Maine’s Ocean Energy Act, Sauer added, “has set a precedent for the entire country.”

Carolyn Elefant, co-founder and Legislative and Regulatory Counsel to the Ocean Renewable Energy Coaltion in Washington, D.C., told Breaking Energy that the energy from “waves, tidal power, and other hydrokinetic resources could supply up to 6 percent of the nation’s electric power. But it’s very difficult to pin down the potential for any specific hydrokinetic resource because there’s so much variability from site to site, and you have to remember that the technology is so new that there’s a possibility of capturing more of the potential from [hydrokinetic] resources than there currently is.”

Funding this technology is also an issue. Besides the 30-percent investment tax credit offered by the Treasury Department, ORPC obtained a $10 million, Department of Energy matching grant for the project.

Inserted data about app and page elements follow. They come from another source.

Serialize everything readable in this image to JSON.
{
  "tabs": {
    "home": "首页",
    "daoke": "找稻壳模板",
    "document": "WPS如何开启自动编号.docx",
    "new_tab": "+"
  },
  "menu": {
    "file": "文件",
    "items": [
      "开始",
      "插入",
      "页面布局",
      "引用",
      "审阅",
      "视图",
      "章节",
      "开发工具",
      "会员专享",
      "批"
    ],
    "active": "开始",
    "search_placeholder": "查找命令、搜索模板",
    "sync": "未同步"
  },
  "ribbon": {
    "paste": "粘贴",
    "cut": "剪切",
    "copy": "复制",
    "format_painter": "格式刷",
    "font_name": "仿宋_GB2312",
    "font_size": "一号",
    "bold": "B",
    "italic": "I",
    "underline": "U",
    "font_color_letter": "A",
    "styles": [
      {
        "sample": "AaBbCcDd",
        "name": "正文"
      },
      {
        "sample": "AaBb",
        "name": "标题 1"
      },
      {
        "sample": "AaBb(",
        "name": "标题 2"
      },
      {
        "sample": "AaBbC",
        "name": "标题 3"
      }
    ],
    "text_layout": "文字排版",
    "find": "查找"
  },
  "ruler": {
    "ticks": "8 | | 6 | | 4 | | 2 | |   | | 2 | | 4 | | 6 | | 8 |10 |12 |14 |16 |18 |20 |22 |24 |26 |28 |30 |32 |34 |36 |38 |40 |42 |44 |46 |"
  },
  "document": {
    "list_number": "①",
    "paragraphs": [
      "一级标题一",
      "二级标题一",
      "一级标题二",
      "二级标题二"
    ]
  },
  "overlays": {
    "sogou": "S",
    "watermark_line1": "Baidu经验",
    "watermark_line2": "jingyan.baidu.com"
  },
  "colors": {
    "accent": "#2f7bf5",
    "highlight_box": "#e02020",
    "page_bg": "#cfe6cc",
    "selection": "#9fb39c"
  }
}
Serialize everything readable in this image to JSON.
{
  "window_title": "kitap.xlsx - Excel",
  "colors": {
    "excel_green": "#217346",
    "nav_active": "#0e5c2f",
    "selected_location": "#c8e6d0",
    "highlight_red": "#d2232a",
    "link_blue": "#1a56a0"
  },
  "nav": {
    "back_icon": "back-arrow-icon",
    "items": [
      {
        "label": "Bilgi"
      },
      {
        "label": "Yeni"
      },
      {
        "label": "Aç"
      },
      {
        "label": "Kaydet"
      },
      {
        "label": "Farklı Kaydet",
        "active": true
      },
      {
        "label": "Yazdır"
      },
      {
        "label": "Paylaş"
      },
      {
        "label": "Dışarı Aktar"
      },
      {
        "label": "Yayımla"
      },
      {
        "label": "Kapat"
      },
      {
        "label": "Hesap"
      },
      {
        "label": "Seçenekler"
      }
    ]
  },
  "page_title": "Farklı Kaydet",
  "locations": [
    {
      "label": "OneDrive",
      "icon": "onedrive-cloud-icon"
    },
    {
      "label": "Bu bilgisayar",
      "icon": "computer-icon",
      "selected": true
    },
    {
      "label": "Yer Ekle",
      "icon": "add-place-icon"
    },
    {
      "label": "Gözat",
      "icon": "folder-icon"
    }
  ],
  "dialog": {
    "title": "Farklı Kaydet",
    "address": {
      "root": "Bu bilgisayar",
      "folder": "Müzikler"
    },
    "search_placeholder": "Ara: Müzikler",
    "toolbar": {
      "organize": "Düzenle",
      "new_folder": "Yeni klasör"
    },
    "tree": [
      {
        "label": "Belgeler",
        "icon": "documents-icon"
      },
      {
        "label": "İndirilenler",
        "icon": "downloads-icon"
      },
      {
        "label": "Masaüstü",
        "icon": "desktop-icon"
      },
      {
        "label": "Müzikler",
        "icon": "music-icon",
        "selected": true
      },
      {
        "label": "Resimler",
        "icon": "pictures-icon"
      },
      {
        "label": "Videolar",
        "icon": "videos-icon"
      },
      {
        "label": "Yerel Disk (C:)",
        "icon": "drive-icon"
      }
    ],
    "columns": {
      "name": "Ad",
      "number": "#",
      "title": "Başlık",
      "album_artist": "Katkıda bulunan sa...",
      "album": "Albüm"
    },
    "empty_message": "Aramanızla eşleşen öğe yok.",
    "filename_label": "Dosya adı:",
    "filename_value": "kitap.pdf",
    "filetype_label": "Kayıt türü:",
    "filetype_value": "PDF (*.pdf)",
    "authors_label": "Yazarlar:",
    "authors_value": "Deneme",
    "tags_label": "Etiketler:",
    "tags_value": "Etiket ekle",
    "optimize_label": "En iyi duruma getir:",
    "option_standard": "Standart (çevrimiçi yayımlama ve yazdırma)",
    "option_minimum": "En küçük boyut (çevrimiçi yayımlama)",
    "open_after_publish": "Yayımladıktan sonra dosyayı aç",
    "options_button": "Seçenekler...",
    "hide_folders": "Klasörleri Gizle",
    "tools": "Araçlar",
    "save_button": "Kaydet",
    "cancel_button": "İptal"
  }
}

But President Obama’s fiscal year 2013 request for DOE’s Water Power Program was only $20 million – a decline of 66 percent from the previous fiscal year.

But Elefant notes that, thanks to “heroic lobbying efforts,” the House and Senate appropriations panels have more than doubled the funding proposal (which is now in conference committee). The Senate’s $59 million proposal, Elefant said, includes $44 million for marine and hydrokinetic research and development; the House proposal allocates $25 million for this research.

Meanwhile, ORPC is preparing to launch a 600-kilowatt demonstration project in Alaska’s Cook Inlet. The project is expected to launch in 2014, after which it will be expanded to 5 megawatts. In a Canadian project, ORPC is planning to install 1.05 megawatts of capacity in the Bay of Fundy.

While “a lot of energy technology companies are thinking in terms of utility-scale projects,” Elefant says, “there’s an increasing recognition that technologies like tidal energy, along with the export potential of that technology, are appealing even if the projects aren’t necessarily built to utility scale.”